Mentions: Example slice from a case which was judged stable. Fig 2a. shows how the images were presented if the registered pair was presented, and Fig 2b shows the same exam after registration. For the study, raters had access to all relevant images, not just a single slice as shown here. These images were acquired with good alignment, and so no improvement was shown in this case for any rater.


Image registration improves confidence and accuracy of image interpretation.

Erickson BJ, Patriarche J, Wood C, Campeau N, Lindell EP, Savcenko V, Arslanlar N, Wang L - Cancer Inform (2007)

Example slice from a case which was judged stable. Fig 2a. shows how the images were presented if the registered pair was presented, and Fig 2b shows the same exam after registration. For the study, raters had access to all relevant images, not just a single slice as shown here.
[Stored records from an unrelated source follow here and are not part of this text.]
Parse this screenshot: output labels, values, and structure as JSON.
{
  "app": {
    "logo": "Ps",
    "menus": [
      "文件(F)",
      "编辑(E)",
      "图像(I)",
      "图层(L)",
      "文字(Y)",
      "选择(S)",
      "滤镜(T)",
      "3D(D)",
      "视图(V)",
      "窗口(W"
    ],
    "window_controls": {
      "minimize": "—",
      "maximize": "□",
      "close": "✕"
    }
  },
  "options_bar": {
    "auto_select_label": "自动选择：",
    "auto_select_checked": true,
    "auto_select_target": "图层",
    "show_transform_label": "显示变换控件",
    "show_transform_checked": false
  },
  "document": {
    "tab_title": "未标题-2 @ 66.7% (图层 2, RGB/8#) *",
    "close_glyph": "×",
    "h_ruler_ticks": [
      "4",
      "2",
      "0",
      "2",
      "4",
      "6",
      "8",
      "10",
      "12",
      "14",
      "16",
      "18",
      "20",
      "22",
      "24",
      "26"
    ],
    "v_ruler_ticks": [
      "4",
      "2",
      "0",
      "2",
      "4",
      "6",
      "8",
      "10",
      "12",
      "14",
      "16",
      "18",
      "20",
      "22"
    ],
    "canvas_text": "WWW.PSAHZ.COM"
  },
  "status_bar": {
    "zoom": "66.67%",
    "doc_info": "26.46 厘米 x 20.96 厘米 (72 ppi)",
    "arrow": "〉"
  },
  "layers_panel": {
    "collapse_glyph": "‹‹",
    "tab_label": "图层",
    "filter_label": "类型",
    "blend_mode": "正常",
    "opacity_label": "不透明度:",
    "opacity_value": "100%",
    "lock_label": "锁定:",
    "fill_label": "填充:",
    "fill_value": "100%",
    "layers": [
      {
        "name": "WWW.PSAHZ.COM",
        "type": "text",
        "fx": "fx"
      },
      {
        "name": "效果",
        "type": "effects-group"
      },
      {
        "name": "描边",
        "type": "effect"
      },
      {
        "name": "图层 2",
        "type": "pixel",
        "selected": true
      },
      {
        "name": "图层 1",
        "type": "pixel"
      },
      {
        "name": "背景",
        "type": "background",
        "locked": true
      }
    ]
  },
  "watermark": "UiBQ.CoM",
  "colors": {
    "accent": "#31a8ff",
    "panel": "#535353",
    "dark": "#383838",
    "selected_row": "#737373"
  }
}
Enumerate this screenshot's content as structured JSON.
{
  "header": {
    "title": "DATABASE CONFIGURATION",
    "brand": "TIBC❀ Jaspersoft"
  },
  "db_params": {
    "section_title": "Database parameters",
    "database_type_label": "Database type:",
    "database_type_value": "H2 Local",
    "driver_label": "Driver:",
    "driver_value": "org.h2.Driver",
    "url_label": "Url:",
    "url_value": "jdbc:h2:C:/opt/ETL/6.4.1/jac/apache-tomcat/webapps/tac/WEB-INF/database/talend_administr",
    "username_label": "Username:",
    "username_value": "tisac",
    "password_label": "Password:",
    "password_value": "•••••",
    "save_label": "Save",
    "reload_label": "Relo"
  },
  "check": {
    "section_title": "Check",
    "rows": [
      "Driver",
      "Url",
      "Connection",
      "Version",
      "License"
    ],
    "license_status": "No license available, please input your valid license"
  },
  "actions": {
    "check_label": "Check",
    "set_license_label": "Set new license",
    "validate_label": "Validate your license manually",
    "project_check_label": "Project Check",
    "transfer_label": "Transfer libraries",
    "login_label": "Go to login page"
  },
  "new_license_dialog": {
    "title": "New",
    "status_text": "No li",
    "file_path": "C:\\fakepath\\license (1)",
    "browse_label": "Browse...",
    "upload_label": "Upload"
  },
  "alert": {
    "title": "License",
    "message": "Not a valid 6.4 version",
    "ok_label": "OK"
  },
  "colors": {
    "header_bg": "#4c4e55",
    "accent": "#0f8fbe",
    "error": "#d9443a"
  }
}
These images were acquired with good alignment, and so no improvement was shown in this case for any rater.
© Copyright Policy - open-access
Related In: Results  -  Collection

License 1 - License 2
Show All Figures
getmorefigures.php?uid=PMC2666945&req=5

f2-cin-04-19: Example slice from a case which was judged stable. Fig 2a. shows how the images were presented if the registered pair was presented, and Fig 2b shows the same exam after registration. For the study, raters had access to all relevant images, not just a single slice as shown here. These images were acquired with good alignment, and so no improvement was shown in this case for any rater.
Mentions: Example slice from a case which was judged stable. Fig 2a. shows how the images were presented if the registered pair was presented, and Fig 2b shows the same exam after registration. For the study, raters had access to all relevant images, not just a single slice as shown here. These images were acquired with good alignment, and so no improvement was shown in this case for any rater.

View Article: PubMed Central - PubMed

Affiliation: Department of Radiology, Mayo Clinic, Rochester, MN, USA. bje@mayo.edu

AUTOMATICALLY GENERATED EXCERPT
Please rate it.

Sequential MR examinations of the brain are the primary method for clinical as well as research assessment of the effects of therapy on brain tumors... After completion, satisfactory alignment was visually confirmed using a ‘flicker test’ as well as linked cross-hairs (Fig 1)... For those series that did not align, interactive adjustment of algorithm parameters was performed to achieve satisfactory alignment... These 97 cases represented the final test set, and the consensus was the ‘correct’ answer... We found that image registration improved accuracy for 5 of the 6 readers, and the difference was statistically significant at the p < 0.03 level (see Figure 4)... Some have described a process for acquiring the MRI images in an aligned condition (Gedat, Braun et al.; )... This is likely to produce similar benefits... But it is unlikely to ever be as accurate as post-acquisition registration between high resolution scans... We and others have demonstrated improvements in inter-rater agreement as well as efficiency gains associated with automated alignment... Precise alignment is also a requisite for nearly every multiparametric image processing technique such as segmentation and classification We (Patriarche and Erickson) have described the use of precisely registered examinations for semi-automated detection of changes in brain tumors... We did not study issues of how the images should be optimally presented to a rater... We view this, as well as ‘in-place’ or flicker mode display option, as an important future direction of research on how to optimally interpret images... Displaying the images side-by-side is acceptable, though future research may demonstrate alternative display schemes that further increase the advantages image registration.

No MeSH data available.